This would still leave vast swathes of the country without Reading Recovery. It would not begin to put us up there with New Zealand, where the programme extends to the whole country and practically every six year old; where 18 per cent of the nation’s six year olds receive the intensive tuition every year; where there are 1,200 trained Reading Recovery teachers for a population that is 15 times smaller than ours.

But it would be a start. Will we get it?

Our National Literacy Strategy is masterminded by a ministerial adviser, Professor Michael Barber, who defends it as imaginative and redistributive. But so far, at least, it is not a strategy for helping children who are struggling with reading; it is for improving the overall level of literacy in primary schools. It is based on the assumption that the first problem to be tackled is bad teaching.

Its centrepiece is the literacy hour, during which teachers have to follow precisely a lesson plan provided by the government. There are no extra resources, unless you count the mountain of paperwork supplied to tell teachers how to run the literacy hour. It is a different, and supposedly more efficient, way of using the teachers we already have; nothing more. Meanwhile, the government supports all sorts of schemes designed to bring volunteer mentors into schools after a couple of days’ training.
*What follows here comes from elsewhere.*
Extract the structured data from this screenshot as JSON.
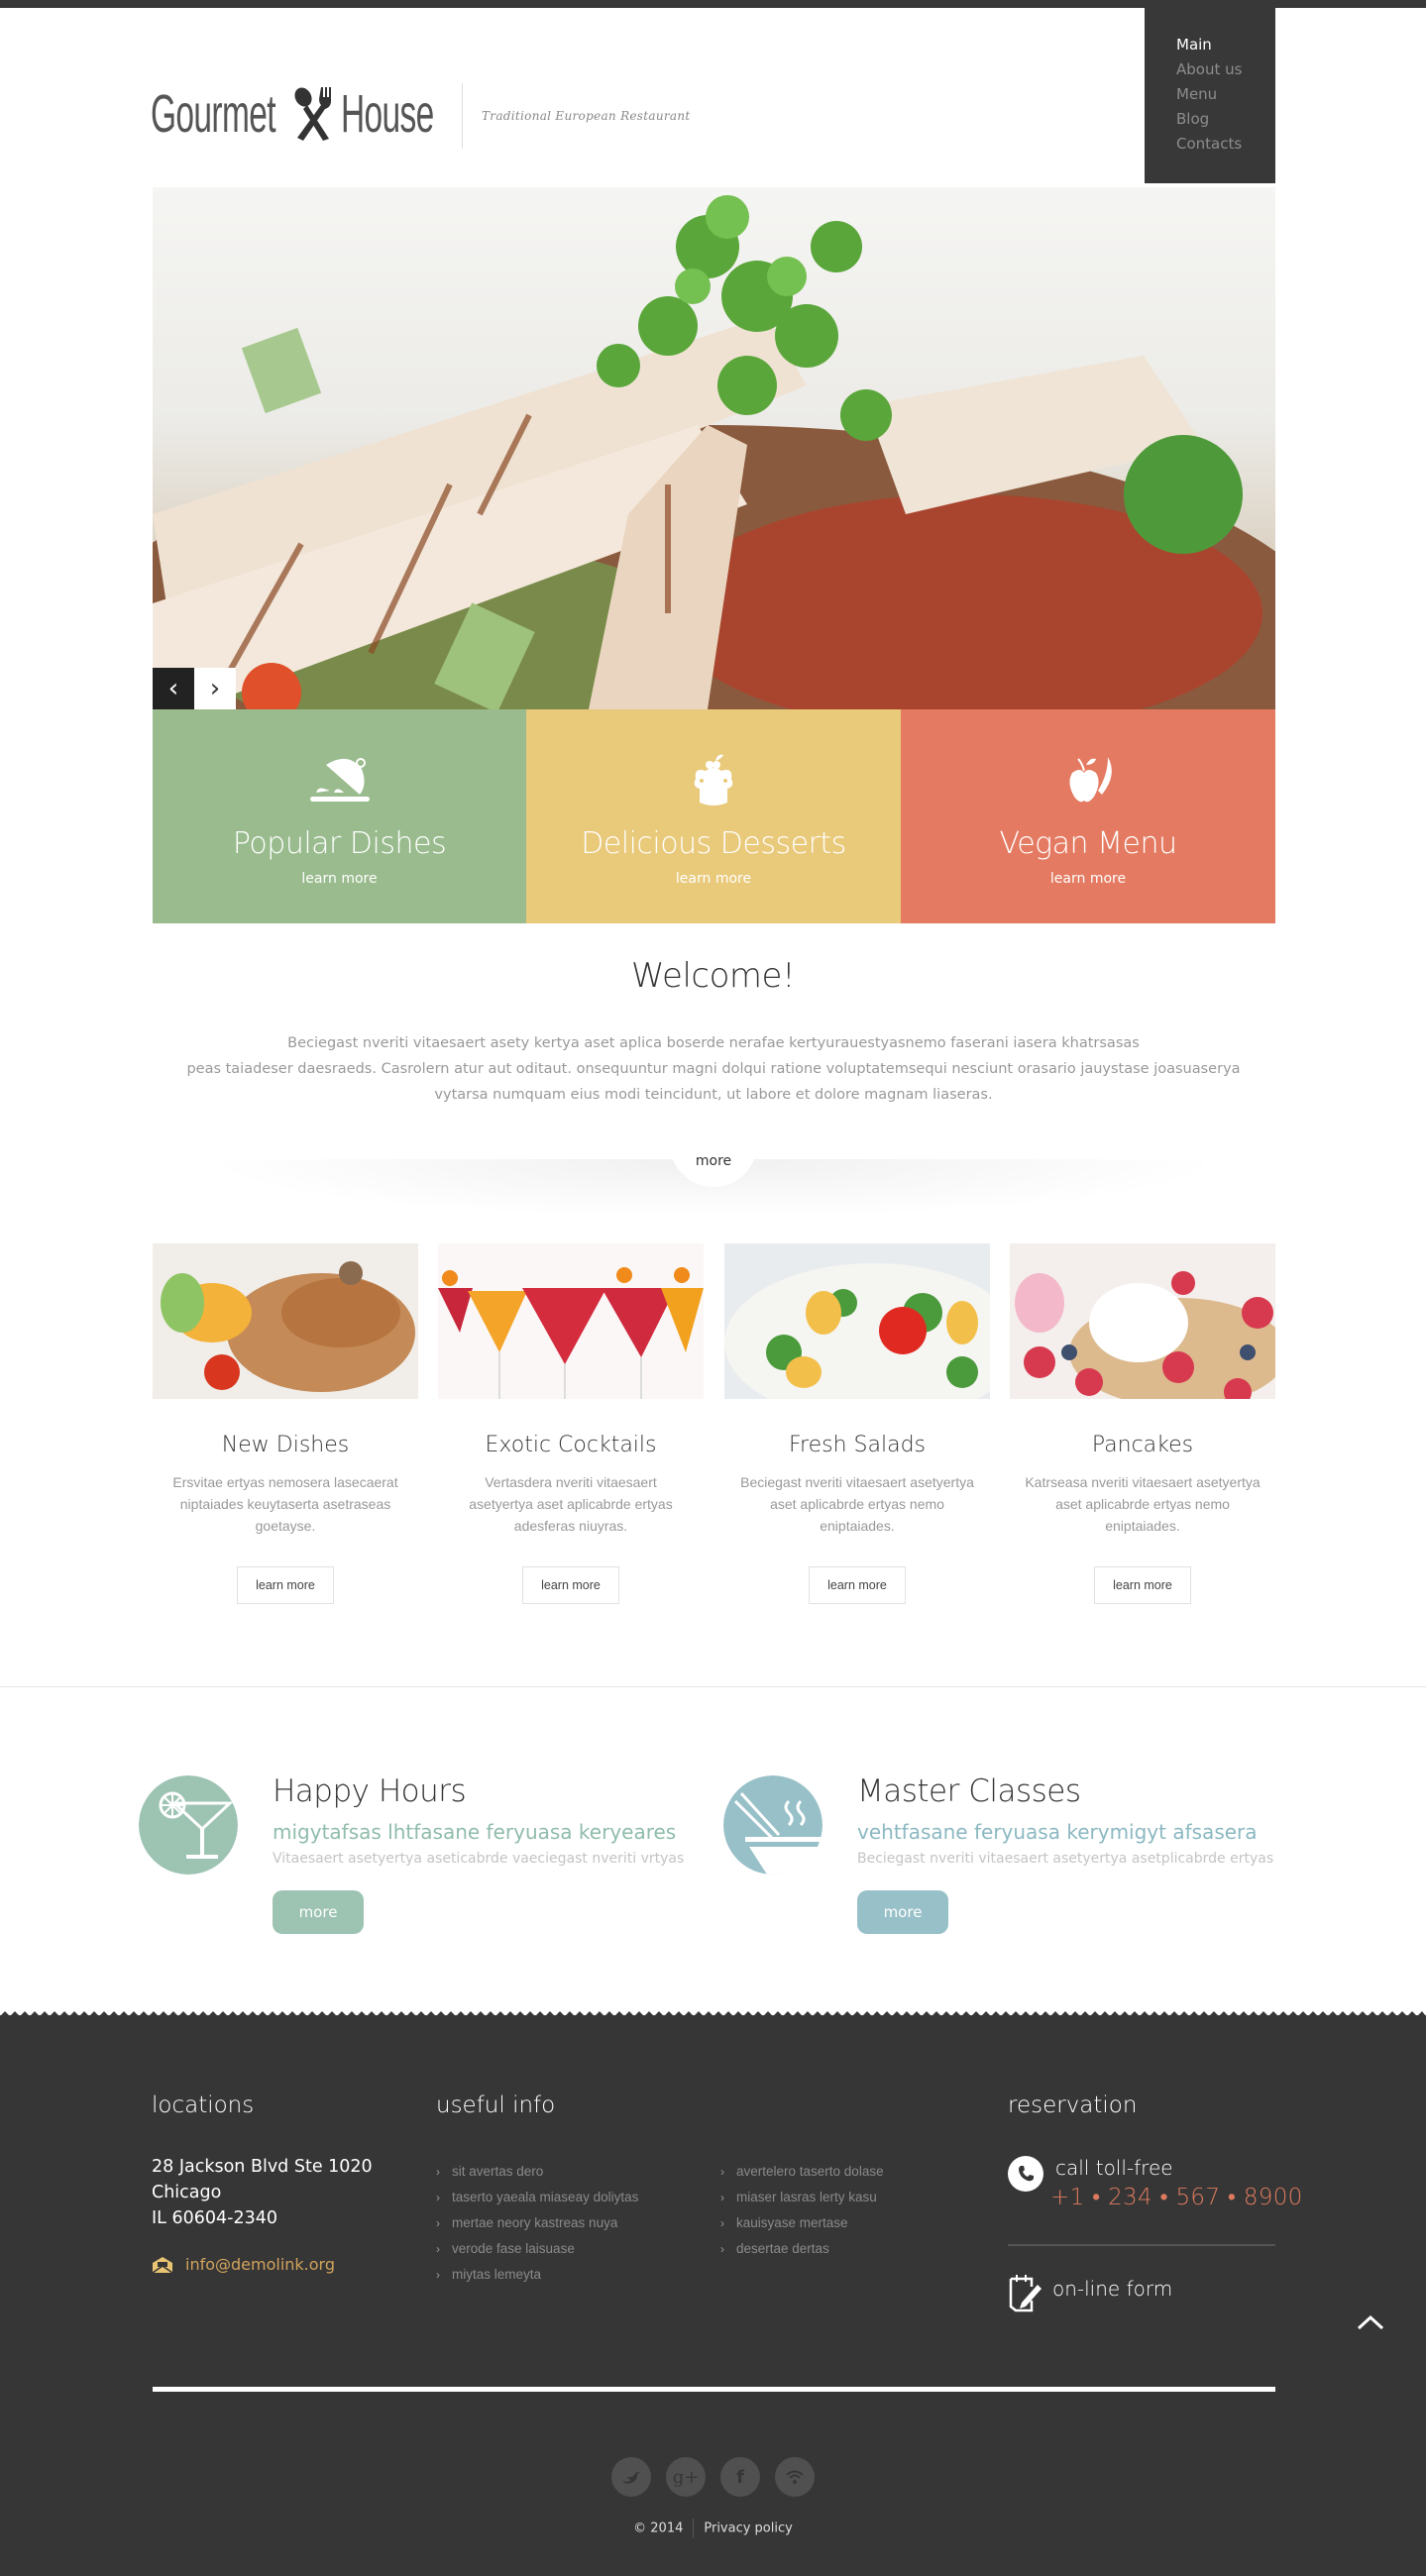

In other words, so far the government’s attack on illiteracy has not cost much. Will the government now take the very small steps Clay has suggested, which will increase the effectiveness of the resources we already have? If it wants to make a real assault on illiteracy, it will start to spend some real money. If it doesn’t, expect more calls for volunteer mentors and more glossy packs for teachers.